EXERCISE MATERIALS:
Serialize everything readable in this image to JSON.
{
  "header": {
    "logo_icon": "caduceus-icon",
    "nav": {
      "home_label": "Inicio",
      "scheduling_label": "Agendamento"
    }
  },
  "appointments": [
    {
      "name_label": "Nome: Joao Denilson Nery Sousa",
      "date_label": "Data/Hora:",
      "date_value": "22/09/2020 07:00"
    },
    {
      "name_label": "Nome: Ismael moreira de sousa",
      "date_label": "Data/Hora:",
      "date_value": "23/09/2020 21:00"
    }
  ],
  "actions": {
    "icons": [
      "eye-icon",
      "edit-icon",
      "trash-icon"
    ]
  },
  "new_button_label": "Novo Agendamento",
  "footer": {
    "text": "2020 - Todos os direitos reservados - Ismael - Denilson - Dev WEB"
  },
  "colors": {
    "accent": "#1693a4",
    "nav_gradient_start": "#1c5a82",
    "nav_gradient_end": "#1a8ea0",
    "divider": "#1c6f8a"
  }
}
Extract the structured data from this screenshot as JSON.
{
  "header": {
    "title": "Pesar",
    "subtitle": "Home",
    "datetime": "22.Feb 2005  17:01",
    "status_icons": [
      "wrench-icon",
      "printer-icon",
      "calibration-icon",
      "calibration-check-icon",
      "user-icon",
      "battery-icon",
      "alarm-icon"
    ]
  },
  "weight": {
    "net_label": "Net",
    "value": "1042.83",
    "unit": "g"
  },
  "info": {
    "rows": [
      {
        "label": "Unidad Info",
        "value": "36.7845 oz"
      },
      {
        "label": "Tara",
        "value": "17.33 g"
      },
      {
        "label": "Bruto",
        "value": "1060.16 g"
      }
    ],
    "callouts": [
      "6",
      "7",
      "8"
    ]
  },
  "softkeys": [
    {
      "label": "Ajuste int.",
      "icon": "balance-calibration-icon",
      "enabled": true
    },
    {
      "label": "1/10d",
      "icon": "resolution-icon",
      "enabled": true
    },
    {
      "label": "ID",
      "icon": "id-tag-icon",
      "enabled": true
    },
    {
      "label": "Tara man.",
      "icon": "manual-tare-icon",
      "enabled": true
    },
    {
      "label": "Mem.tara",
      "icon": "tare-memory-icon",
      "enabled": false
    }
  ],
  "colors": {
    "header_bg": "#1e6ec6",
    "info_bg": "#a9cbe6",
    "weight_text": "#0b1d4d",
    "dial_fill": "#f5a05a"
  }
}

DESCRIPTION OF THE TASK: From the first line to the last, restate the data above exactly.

RESULT OF THE EXERCISE:
Serialize everything readable in this image to JSON.
{
  "header": {
    "logo_icon": "caduceus-icon",
    "nav": {
      "home_label": "Inicio",
      "scheduling_label": "Agendamento"
    }
  },
  "appointments": [
    {
      "name_label": "Nome: Joao Denilson Nery Sousa",
      "date_label": "Data/Hora:",
      "date_value": "22/09/2020 07:00"
    },
    {
      "name_label": "Nome: Ismael moreira de sousa",
      "date_label": "Data/Hora:",
      "date_value": "23/09/2020 21:00"
    }
  ],
  "actions": {
    "icons": [
      "eye-icon",
      "edit-icon",
      "trash-icon"
    ]
  },
  "new_button_label": "Novo Agendamento",
  "footer": {
    "text": "2020 - Todos os direitos reservados - Ismael - Denilson - Dev WEB"
  },
  "colors": {
    "accent": "#1693a4",
    "nav_gradient_start": "#1c5a82",
    "nav_gradient_end": "#1a8ea0",
    "divider": "#1c6f8a"
  }
}
Extract the structured data from this screenshot as JSON.
{
  "header": {
    "title": "Pesar",
    "subtitle": "Home",
    "datetime": "22.Feb 2005  17:01",
    "status_icons": [
      "wrench-icon",
      "printer-icon",
      "calibration-icon",
      "calibration-check-icon",
      "user-icon",
      "battery-icon",
      "alarm-icon"
    ]
  },
  "weight": {
    "net_label": "Net",
    "value": "1042.83",
    "unit": "g"
  },
  "info": {
    "rows": [
      {
        "label": "Unidad Info",
        "value": "36.7845 oz"
      },
      {
        "label": "Tara",
        "value": "17.33 g"
      },
      {
        "label": "Bruto",
        "value": "1060.16 g"
      }
    ],
    "callouts": [
      "6",
      "7",
      "8"
    ]
  },
  "softkeys": [
    {
      "label": "Ajuste int.",
      "icon": "balance-calibration-icon",
      "enabled": true
    },
    {
      "label": "1/10d",
      "icon": "resolution-icon",
      "enabled": true
    },
    {
      "label": "ID",
      "icon": "id-tag-icon",
      "enabled": true
    },
    {
      "label": "Tara man.",
      "icon": "manual-tare-icon",
      "enabled": true
    },
    {
      "label": "Mem.tara",
      "icon": "tare-memory-icon",
      "enabled": false
    }
  ],
  "colors": {
    "header_bg": "#1e6ec6",
    "info_bg": "#a9cbe6",
    "weight_text": "#0b1d4d",
    "dial_fill": "#f5a05a"
  }
}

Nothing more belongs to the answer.